◆ **Exercise description**: After counting the lines below that hold the word "copyright", reply with the count and nothing else.

####################

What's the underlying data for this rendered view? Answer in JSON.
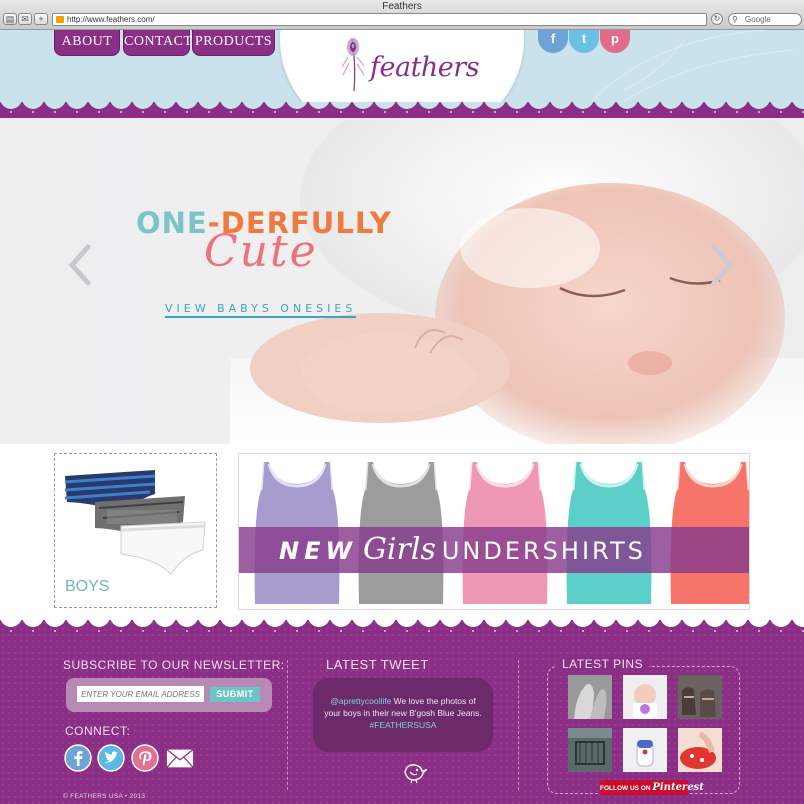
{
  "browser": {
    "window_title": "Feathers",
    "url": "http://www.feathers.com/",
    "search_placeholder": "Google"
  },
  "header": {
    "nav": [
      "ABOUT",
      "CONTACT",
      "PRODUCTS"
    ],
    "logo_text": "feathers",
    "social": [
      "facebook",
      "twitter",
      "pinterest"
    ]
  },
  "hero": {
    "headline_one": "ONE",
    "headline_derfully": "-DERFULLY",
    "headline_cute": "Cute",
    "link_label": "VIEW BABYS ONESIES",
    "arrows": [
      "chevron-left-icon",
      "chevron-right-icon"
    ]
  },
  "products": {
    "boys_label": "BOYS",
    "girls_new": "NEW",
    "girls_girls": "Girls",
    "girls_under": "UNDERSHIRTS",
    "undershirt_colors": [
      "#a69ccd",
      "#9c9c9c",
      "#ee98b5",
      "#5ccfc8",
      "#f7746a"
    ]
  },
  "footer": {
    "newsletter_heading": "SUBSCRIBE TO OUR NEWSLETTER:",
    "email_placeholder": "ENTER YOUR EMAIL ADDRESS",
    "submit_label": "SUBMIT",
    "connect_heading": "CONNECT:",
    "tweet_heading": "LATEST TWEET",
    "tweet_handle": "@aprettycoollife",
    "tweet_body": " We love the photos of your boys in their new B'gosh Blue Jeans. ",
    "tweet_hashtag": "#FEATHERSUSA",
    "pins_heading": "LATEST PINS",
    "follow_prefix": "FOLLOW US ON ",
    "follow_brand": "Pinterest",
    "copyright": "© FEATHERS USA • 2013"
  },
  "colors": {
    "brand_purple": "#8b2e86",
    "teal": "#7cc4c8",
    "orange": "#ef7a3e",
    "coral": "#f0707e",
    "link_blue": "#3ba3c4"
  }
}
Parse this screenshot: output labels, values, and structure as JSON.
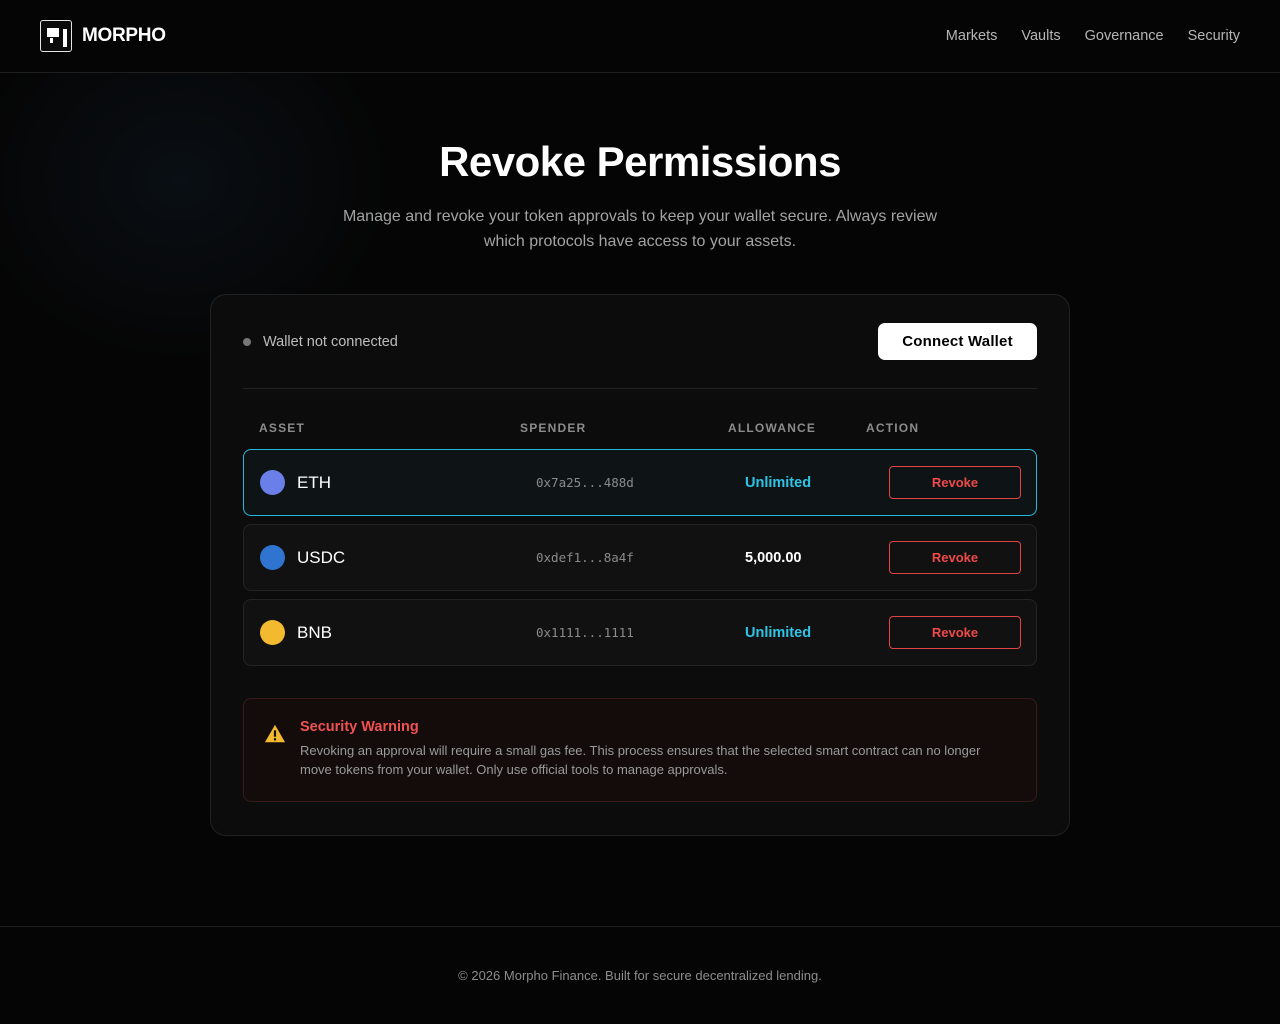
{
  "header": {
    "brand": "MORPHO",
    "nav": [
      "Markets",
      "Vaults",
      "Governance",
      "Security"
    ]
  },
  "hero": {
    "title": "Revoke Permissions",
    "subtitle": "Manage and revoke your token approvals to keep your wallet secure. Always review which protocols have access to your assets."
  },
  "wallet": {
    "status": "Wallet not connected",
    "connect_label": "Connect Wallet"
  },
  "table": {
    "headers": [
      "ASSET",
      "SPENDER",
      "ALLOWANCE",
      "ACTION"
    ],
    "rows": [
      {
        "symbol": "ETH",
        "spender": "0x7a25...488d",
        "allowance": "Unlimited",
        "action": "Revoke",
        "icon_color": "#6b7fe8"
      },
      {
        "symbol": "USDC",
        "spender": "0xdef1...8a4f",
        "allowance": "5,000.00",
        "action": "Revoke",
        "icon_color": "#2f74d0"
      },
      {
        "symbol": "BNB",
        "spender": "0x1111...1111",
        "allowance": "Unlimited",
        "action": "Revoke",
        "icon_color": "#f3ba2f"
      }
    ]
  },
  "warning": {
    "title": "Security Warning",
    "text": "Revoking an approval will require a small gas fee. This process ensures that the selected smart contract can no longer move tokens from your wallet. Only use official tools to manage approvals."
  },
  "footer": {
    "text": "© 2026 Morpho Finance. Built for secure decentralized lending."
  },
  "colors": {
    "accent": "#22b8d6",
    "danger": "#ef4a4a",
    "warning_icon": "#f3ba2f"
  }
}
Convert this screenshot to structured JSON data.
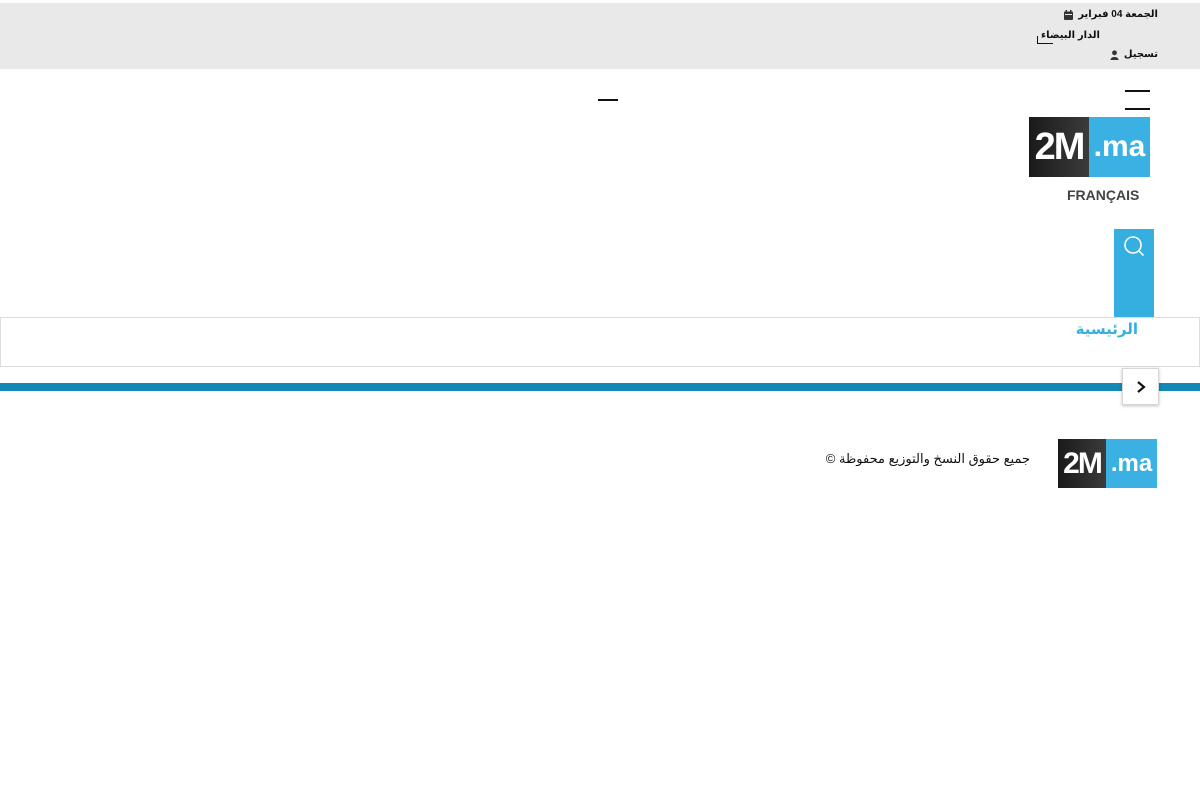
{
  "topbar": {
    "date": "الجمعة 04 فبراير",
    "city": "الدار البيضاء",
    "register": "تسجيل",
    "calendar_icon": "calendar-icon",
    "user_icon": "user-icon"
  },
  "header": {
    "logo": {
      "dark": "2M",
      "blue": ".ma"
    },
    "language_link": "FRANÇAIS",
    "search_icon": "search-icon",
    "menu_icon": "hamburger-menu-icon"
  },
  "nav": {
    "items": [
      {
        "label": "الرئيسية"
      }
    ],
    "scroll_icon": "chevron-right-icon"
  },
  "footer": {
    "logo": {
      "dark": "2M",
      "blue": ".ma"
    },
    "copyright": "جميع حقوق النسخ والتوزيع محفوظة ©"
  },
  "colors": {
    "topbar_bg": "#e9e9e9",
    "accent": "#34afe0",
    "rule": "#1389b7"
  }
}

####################

◆ **Solution**: 2